Accountants would bring their analytical skills to the table, helping to model different scenarios and assess the impact of resource allocation decisions.

Economic Growth Chart

Education and Advocacy

Accountants could play a role in educating and advocating for the principles of resourceism and the benefits of a resource-based economy. They could contribute to public discourse, participate in discussions on policy-making, and help raise awareness about the need for sustainable resource management and equitable distribution.

Accountants would leverage their expertise to explain complex concepts and promote the transition to a resource-based economy. They could collaborate with educational institutions, professional organizations, and communities to develop training programs and resources that help individuals adapt to the new economic paradigm.

[It's important to understand that the above roles are speculative and based on assumptions about how a resource-based economy might function. The actual roles and responsibilities of the accounting profession in such a system would depend on the specific design and implementation of the resource-based economy, as well as the evolving needs and challenges of that society.]


  1. Books:

    • "The Best That Money Can't Buy: Beyond Politics, Poverty & War" by Jacque Fresco
    • "The Venus Project: The Redesign of a Culture" by Jacque Fresco and Roxanne Meadows
    • "The Wealth of Nations" by Adam Smith (for understanding traditional economic systems)
  2. Documentaries and Films:

    • "The Venus Project: Future by Design" (available online)
    • "Zeitgeist: Moving Forward" (part of the Zeitgeist film series)
    • "Capitalism: A Love Story" by Michael Moore (for contrasting perspectives)
  3. Online Resources:

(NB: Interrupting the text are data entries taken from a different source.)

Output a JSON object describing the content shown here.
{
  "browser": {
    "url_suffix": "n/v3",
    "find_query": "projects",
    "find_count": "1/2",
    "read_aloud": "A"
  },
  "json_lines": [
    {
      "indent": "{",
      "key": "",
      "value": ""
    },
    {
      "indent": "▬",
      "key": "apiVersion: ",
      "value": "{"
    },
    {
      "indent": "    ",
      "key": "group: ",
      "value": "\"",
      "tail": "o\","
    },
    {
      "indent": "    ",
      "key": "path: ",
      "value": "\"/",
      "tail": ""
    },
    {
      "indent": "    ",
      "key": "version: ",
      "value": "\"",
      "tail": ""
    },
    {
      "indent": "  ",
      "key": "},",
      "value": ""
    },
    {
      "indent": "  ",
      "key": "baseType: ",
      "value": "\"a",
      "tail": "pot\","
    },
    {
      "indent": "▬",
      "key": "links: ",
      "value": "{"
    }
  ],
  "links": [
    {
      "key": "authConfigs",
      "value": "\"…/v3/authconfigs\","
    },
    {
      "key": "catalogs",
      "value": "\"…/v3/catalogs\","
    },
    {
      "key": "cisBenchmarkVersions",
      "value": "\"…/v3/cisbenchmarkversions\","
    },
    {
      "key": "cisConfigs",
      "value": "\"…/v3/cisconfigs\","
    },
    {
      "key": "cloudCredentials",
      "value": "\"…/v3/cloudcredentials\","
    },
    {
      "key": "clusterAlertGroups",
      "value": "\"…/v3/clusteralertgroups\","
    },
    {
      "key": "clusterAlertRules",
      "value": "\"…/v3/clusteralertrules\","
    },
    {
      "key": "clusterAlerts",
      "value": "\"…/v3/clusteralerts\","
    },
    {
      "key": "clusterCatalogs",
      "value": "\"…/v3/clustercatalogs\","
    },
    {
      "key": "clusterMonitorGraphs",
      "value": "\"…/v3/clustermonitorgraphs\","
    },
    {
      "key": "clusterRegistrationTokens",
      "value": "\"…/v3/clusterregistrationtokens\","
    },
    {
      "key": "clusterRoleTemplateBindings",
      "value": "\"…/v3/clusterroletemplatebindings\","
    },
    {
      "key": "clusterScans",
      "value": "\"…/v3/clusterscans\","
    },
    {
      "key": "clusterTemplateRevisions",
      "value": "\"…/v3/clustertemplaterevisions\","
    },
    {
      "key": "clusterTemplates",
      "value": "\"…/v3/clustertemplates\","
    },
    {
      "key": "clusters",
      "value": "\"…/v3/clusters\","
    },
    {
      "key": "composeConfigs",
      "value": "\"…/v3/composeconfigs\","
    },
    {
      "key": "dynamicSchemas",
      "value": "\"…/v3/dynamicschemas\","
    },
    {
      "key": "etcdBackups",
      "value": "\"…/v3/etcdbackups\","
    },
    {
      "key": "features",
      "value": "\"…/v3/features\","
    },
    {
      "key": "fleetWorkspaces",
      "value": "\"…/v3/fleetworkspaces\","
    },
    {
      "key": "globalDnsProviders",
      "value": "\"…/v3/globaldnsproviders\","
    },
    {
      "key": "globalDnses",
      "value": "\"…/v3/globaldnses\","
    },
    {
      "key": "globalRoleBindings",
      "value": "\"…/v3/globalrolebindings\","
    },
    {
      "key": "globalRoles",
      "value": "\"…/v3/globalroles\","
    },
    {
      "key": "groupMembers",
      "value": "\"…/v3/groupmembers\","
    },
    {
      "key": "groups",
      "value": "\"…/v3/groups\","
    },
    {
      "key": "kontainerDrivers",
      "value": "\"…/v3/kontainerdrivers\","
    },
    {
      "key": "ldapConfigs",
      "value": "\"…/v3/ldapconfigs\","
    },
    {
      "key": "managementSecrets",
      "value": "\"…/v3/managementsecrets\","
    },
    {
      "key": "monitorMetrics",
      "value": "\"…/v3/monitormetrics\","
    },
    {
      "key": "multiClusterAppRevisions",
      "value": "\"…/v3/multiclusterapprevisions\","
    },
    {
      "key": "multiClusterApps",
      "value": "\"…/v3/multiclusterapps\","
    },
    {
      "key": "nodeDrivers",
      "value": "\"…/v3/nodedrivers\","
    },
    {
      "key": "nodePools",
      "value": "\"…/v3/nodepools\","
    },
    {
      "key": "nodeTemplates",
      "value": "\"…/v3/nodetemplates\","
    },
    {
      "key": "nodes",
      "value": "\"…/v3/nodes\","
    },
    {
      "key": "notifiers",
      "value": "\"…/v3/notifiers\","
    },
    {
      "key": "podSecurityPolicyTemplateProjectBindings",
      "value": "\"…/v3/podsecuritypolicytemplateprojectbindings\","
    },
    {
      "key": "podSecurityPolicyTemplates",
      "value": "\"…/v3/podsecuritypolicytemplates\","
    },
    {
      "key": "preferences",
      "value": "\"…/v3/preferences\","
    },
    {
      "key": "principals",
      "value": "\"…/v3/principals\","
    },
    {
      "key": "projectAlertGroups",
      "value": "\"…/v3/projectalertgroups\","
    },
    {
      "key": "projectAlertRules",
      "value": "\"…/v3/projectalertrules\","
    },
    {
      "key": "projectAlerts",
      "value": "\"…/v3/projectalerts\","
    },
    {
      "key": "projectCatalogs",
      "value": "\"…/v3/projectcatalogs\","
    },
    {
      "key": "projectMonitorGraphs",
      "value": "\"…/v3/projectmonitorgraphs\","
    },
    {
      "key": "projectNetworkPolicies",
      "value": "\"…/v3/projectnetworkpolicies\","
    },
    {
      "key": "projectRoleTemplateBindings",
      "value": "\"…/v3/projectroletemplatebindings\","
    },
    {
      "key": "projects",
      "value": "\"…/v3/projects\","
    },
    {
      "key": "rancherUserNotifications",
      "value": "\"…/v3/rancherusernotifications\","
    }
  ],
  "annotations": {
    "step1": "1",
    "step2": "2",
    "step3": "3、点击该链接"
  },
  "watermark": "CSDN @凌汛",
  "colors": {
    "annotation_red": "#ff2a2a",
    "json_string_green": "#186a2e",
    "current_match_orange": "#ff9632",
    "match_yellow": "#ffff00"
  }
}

It's worth noting that resource-based economies and resourceism are concepts that are still being explored and discussed, and there may not be an abundance of resources specifically dedicated to these topics. However, the resources mentioned above should provide you with a good starting point for further exploration.